What you return should match the data word for word, minus the images.
(STUDY MATERIAL)
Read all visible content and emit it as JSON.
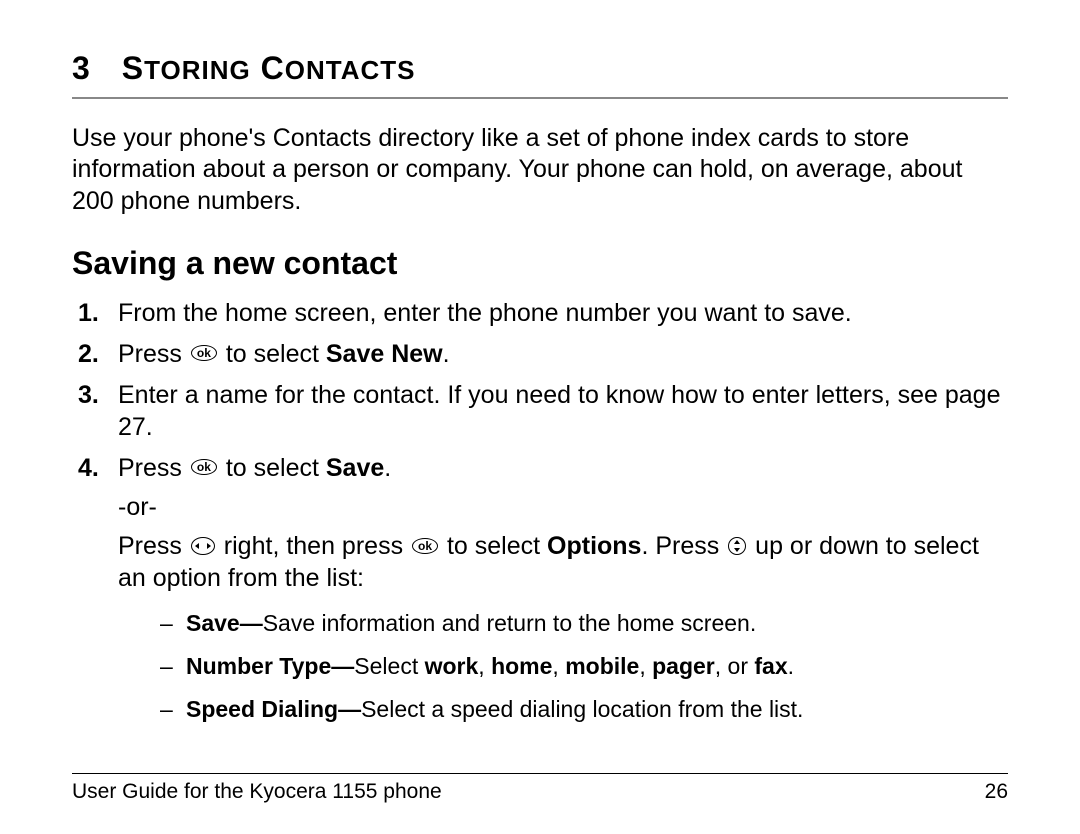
{
  "chapter": {
    "number": "3",
    "title_start": "S",
    "title_rest1": "TORING",
    "title_sep": " C",
    "title_rest2": "ONTACTS"
  },
  "intro": "Use your phone's Contacts directory like a set of phone index cards to store information about a person or company. Your phone can hold, on average, about 200 phone numbers.",
  "section_heading": "Saving a new contact",
  "steps": {
    "s1": "From the home screen, enter the phone number you want to save.",
    "s2_prefix": "Press ",
    "s2_mid": " to select ",
    "s2_bold": "Save New",
    "s2_end": ".",
    "s3": "Enter a name for the contact. If you need to know how to enter letters, see page 27.",
    "s4_prefix": "Press ",
    "s4_mid": " to select ",
    "s4_bold": "Save",
    "s4_end": ".",
    "s4_or": "-or-",
    "s4b_p1": "Press ",
    "s4b_p2": " right, then press ",
    "s4b_p3": " to select ",
    "s4b_bold": "Options",
    "s4b_p4": ". Press ",
    "s4b_p5": " up or down to select an option from the list:"
  },
  "sub": {
    "save_bold": "Save—",
    "save_rest": "Save information and return to the home screen.",
    "numtype_bold": "Number Type—",
    "numtype_p1": "Select ",
    "numtype_w": "work",
    "numtype_c1": ", ",
    "numtype_h": "home",
    "numtype_c2": ", ",
    "numtype_m": "mobile",
    "numtype_c3": ", ",
    "numtype_p": "pager",
    "numtype_c4": ", or ",
    "numtype_f": "fax",
    "numtype_end": ".",
    "speed_bold": "Speed Dialing—",
    "speed_rest": "Select a speed dialing location from the list."
  },
  "footer": {
    "left": "User Guide for the Kyocera 1155 phone",
    "right": "26"
  },
  "icons": {
    "ok": "ok"
  }
}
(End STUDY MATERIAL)
◆ ANSWER SECTION ◆
Read all visible content and emit it as JSON.
{
  "chapter": {
    "number": "3",
    "title_start": "S",
    "title_rest1": "TORING",
    "title_sep": " C",
    "title_rest2": "ONTACTS"
  },
  "intro": "Use your phone's Contacts directory like a set of phone index cards to store information about a person or company. Your phone can hold, on average, about 200 phone numbers.",
  "section_heading": "Saving a new contact",
  "steps": {
    "s1": "From the home screen, enter the phone number you want to save.",
    "s2_prefix": "Press ",
    "s2_mid": " to select ",
    "s2_bold": "Save New",
    "s2_end": ".",
    "s3": "Enter a name for the contact. If you need to know how to enter letters, see page 27.",
    "s4_prefix": "Press ",
    "s4_mid": " to select ",
    "s4_bold": "Save",
    "s4_end": ".",
    "s4_or": "-or-",
    "s4b_p1": "Press ",
    "s4b_p2": " right, then press ",
    "s4b_p3": " to select ",
    "s4b_bold": "Options",
    "s4b_p4": ". Press ",
    "s4b_p5": " up or down to select an option from the list:"
  },
  "sub": {
    "save_bold": "Save—",
    "save_rest": "Save information and return to the home screen.",
    "numtype_bold": "Number Type—",
    "numtype_p1": "Select ",
    "numtype_w": "work",
    "numtype_c1": ", ",
    "numtype_h": "home",
    "numtype_c2": ", ",
    "numtype_m": "mobile",
    "numtype_c3": ", ",
    "numtype_p": "pager",
    "numtype_c4": ", or ",
    "numtype_f": "fax",
    "numtype_end": ".",
    "speed_bold": "Speed Dialing—",
    "speed_rest": "Select a speed dialing location from the list."
  },
  "footer": {
    "left": "User Guide for the Kyocera 1155 phone",
    "right": "26"
  },
  "icons": {
    "ok": "ok"
  }
}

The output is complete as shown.